Improvements in diagnostic delay, however, may have impact on psychological morbidity outcomes. Few studies have assessed this outcome with established quality of life tools, although several have reported the effects of waiting on patient dissatisfaction and distress (68
). Interestingly, there was a much stronger correlation between waiting time from diagnosis to surgery and satisfaction (72
). Efforts by primary care physicians and specialists working together to reduce diagnostic delays are important, but probably more so for patient psychosocial well-being and satisfaction with the health-care system than with medical outcomes.
Other factors, such as system costs and/or burden, also need to be taken into account when trying to reduce delays in diagnosis. Thus, an important challenge for multiple stakeholders within a health-care system, including primary care providers, specialists, and patients, is to agree upon an appropriate wait time, given all of the considerations. In 1999, in response to outcries for timely evaluation of breast symptoms, the United Kingdom put into place a 2-week referral rule to reduce diagnostic delays. The rule stipulated that patients who presented to their primary care providers with breast-related “alarm” symptoms are expeditiously referred to a breast clinic within a 2-week period of time; those presenting with other breast-related symptoms were advised to be fully evaluated by their primary care providers or referred for nonurgent consultation.

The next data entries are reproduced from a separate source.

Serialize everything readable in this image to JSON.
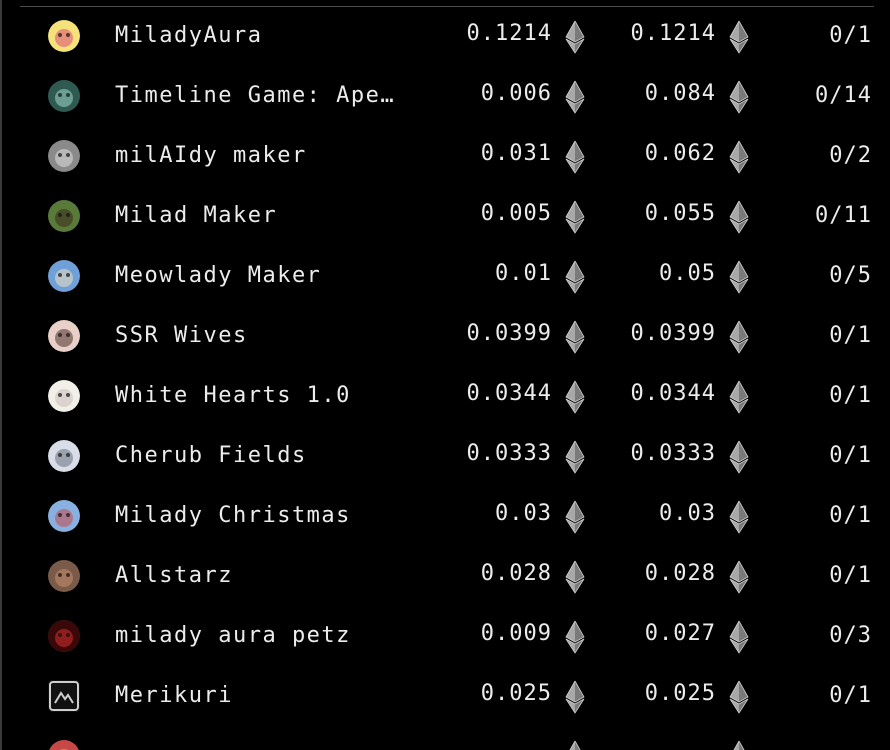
{
  "rows": [
    {
      "name": "MiladyAura",
      "price": "0.1214",
      "total": "0.1214",
      "count": "0/1",
      "avatar_color": "#f6e27a",
      "avatar_accent": "#d94a7a"
    },
    {
      "name": "Timeline Game: Ape…",
      "price": "0.006",
      "total": "0.084",
      "count": "0/14",
      "avatar_color": "#2f5a52",
      "avatar_accent": "#9fd8c8"
    },
    {
      "name": "milAIdy maker",
      "price": "0.031",
      "total": "0.062",
      "count": "0/2",
      "avatar_color": "#8a8a8a",
      "avatar_accent": "#e0e0e0"
    },
    {
      "name": "Milad Maker",
      "price": "0.005",
      "total": "0.055",
      "count": "0/11",
      "avatar_color": "#5a7a3a",
      "avatar_accent": "#3a2a1a"
    },
    {
      "name": "Meowlady Maker",
      "price": "0.01",
      "total": "0.05",
      "count": "0/5",
      "avatar_color": "#6fa0d8",
      "avatar_accent": "#f0e0c0"
    },
    {
      "name": "SSR Wives",
      "price": "0.0399",
      "total": "0.0399",
      "count": "0/1",
      "avatar_color": "#e8d0c8",
      "avatar_accent": "#4a3028"
    },
    {
      "name": "White Hearts 1.0",
      "price": "0.0344",
      "total": "0.0344",
      "count": "0/1",
      "avatar_color": "#f2eee8",
      "avatar_accent": "#c8c0b8"
    },
    {
      "name": "Cherub Fields",
      "price": "0.0333",
      "total": "0.0333",
      "count": "0/1",
      "avatar_color": "#d8dde8",
      "avatar_accent": "#6a7080"
    },
    {
      "name": "Milady Christmas",
      "price": "0.03",
      "total": "0.03",
      "count": "0/1",
      "avatar_color": "#88b0e0",
      "avatar_accent": "#c84848"
    },
    {
      "name": "Allstarz",
      "price": "0.028",
      "total": "0.028",
      "count": "0/1",
      "avatar_color": "#7a5a48",
      "avatar_accent": "#c89070"
    },
    {
      "name": "milady aura petz",
      "price": "0.009",
      "total": "0.027",
      "count": "0/3",
      "avatar_color": "#3a0808",
      "avatar_accent": "#d83030"
    },
    {
      "name": "Merikuri",
      "price": "0.025",
      "total": "0.025",
      "count": "0/1",
      "avatar_color": "#111111",
      "avatar_accent": "#cfcfcf",
      "avatar_shape": "square"
    }
  ],
  "partial_row": {
    "avatar_color": "#c84848"
  },
  "colors": {
    "background": "#000000",
    "text": "#ececec",
    "eth_icon": "#9a9a9a",
    "divider": "#4a4a4a"
  },
  "icons": {
    "currency": "ethereum-icon"
  }
}
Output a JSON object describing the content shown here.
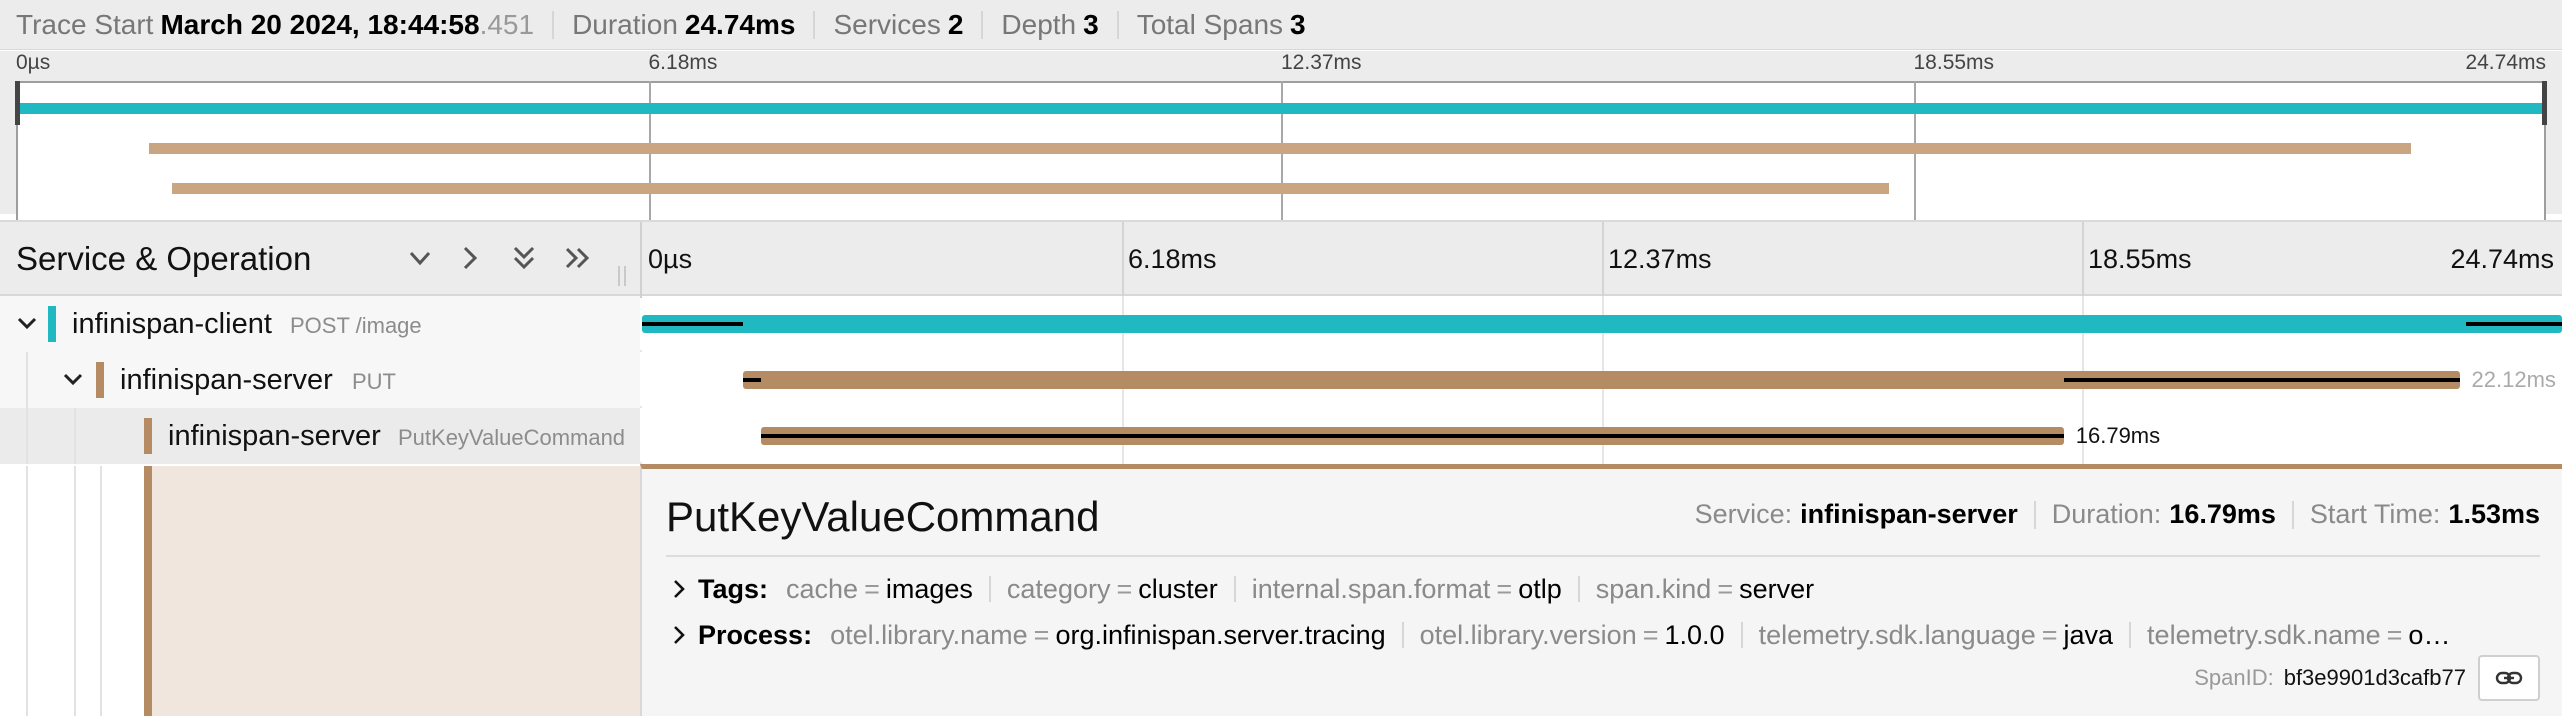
{
  "trace_header": {
    "start_label": "Trace Start",
    "start_value": "March 20 2024, 18:44:58",
    "start_ms": ".451",
    "duration_label": "Duration",
    "duration_value": "24.74ms",
    "services_label": "Services",
    "services_value": "2",
    "depth_label": "Depth",
    "depth_value": "3",
    "total_spans_label": "Total Spans",
    "total_spans_value": "3"
  },
  "minimap": {
    "ticks": [
      "0µs",
      "6.18ms",
      "12.37ms",
      "18.55ms",
      "24.74ms"
    ]
  },
  "timeline_header": {
    "title": "Service & Operation",
    "ticks": [
      "0µs",
      "6.18ms",
      "12.37ms",
      "18.55ms",
      "24.74ms"
    ],
    "buttons": [
      "collapse-one",
      "expand-one",
      "collapse-all",
      "expand-all"
    ]
  },
  "trace_duration_ms": 24.74,
  "colors": {
    "client": "#20b9c2",
    "server": "#b58b63",
    "server_minimap": "#c9a582",
    "critical_path": "#000000"
  },
  "spans": [
    {
      "service": "infinispan-client",
      "operation": "POST /image",
      "depth": 0,
      "start_ms": 0,
      "duration_ms": 24.74,
      "duration_label": "",
      "color": "#20b9c2",
      "expanded": true,
      "critical_path": [
        [
          0,
          1.3
        ],
        [
          23.5,
          24.74
        ]
      ]
    },
    {
      "service": "infinispan-server",
      "operation": "PUT",
      "depth": 1,
      "start_ms": 1.3,
      "duration_ms": 22.12,
      "duration_label": "22.12ms",
      "color": "#b58b63",
      "expanded": true,
      "critical_path": [
        [
          1.3,
          1.53
        ],
        [
          18.32,
          23.42
        ]
      ]
    },
    {
      "service": "infinispan-server",
      "operation": "PutKeyValueCommand",
      "depth": 2,
      "start_ms": 1.53,
      "duration_ms": 16.79,
      "duration_label": "16.79ms",
      "color": "#b58b63",
      "expanded": false,
      "critical_path": [
        [
          1.53,
          18.32
        ]
      ]
    }
  ],
  "detail": {
    "operation": "PutKeyValueCommand",
    "service_label": "Service:",
    "service_value": "infinispan-server",
    "duration_label": "Duration:",
    "duration_value": "16.79ms",
    "start_label": "Start Time:",
    "start_value": "1.53ms",
    "tags_label": "Tags:",
    "tags": [
      {
        "key": "cache",
        "value": "images"
      },
      {
        "key": "category",
        "value": "cluster"
      },
      {
        "key": "internal.span.format",
        "value": "otlp"
      },
      {
        "key": "span.kind",
        "value": "server"
      }
    ],
    "process_label": "Process:",
    "process": [
      {
        "key": "otel.library.name",
        "value": "org.infinispan.server.tracing"
      },
      {
        "key": "otel.library.version",
        "value": "1.0.0"
      },
      {
        "key": "telemetry.sdk.language",
        "value": "java"
      },
      {
        "key": "telemetry.sdk.name",
        "value": "o…"
      }
    ],
    "spanid_label": "SpanID:",
    "spanid_value": "bf3e9901d3cafb77"
  }
}
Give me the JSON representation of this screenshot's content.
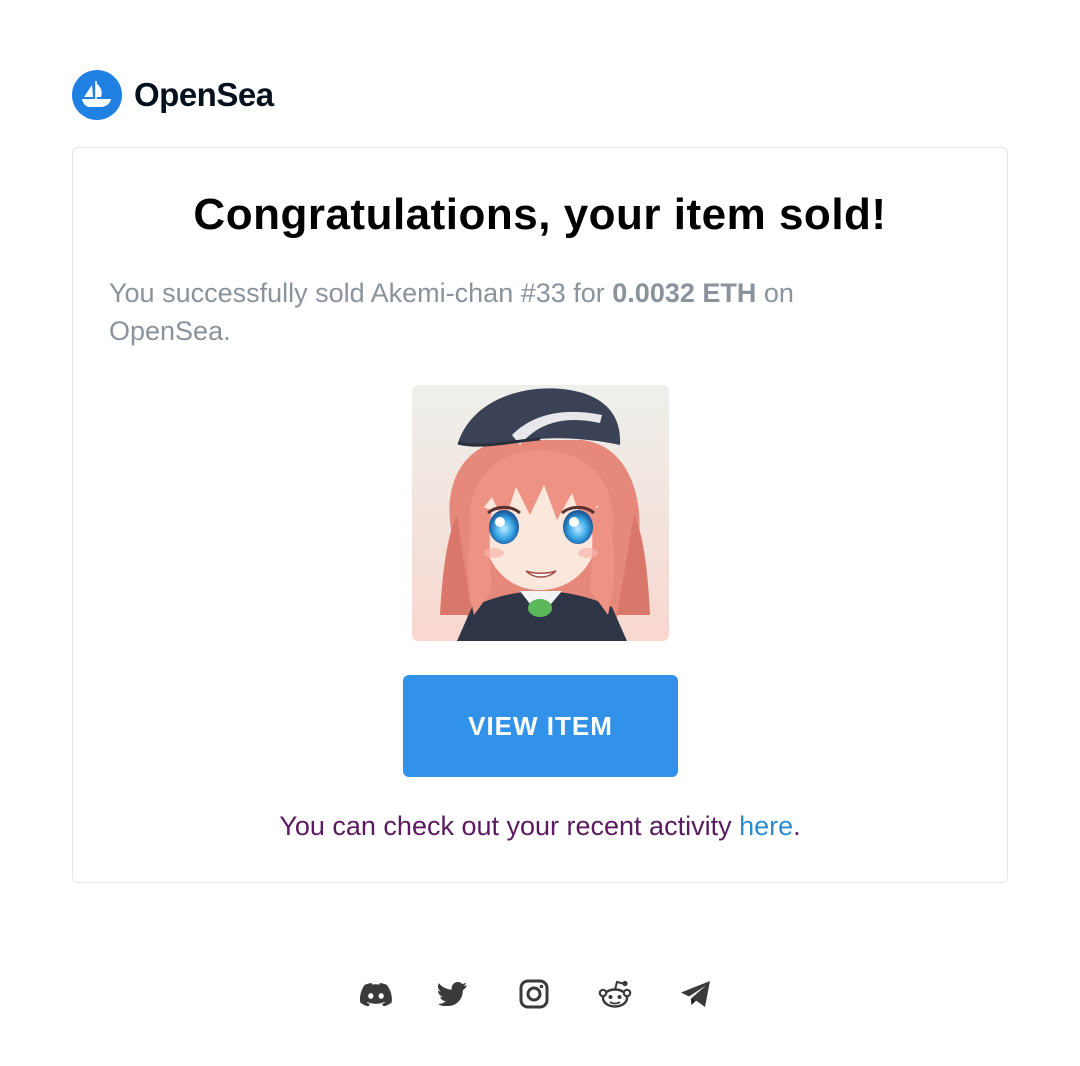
{
  "brand": {
    "name": "OpenSea",
    "logo_icon": "opensea-boat-icon",
    "color": "#2081E2"
  },
  "email": {
    "title": "Congratulations, your item sold!",
    "message": {
      "prefix": "You successfully sold Akemi-chan #33 for ",
      "price": "0.0032 ETH",
      "suffix": " on OpenSea."
    },
    "item_image": "akemi-chan-nft-image",
    "view_button_label": "VIEW ITEM",
    "activity": {
      "prefix": "You can check out your recent activity ",
      "link": "here",
      "suffix": "."
    }
  },
  "footer": {
    "social_icons": [
      "discord-icon",
      "twitter-icon",
      "instagram-icon",
      "reddit-icon",
      "telegram-icon"
    ]
  },
  "colors": {
    "button": "#3291E9",
    "link": "#2E8BD0",
    "muted_text": "#8A939B",
    "activity_text": "#5A1A5F"
  }
}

Potter et al. (73
) found that since the imposition of this rule, the number of 2-week wait referrals increased significantly but the routine referrals remained the same, suggesting that more women were being evaluated for breast symptoms following the rule than before the rule. Interestingly, there were no differences in the rates of breast cancer diagnosis among those referred under the 2-week rule and those referred routinely, suggesting that women triaged to the expeditious referrals were not at a higher risk for breast cancer than were women who remained in the routine referral group. Finally, the authors found that the 2-week rule had an untoward effect on clinic capacity and increased waiting times for routine referrals.
The effect of the 2-week rule for referring patients suspected to have colorectal cancer was examined in a systematic review (74
) that found no difference in the rates of cancer diagnosed among patients referred expeditiously. Furthermore, the 2-week rule did not appear to identify patients at earlier stages of cancer (4
). Although the United Kingdom's “2-week rule” example did not show unequivocal success, based on this initial experience, this health system is now likely better equipped to evaluate the structure–process–outcomes and make the necessary changes.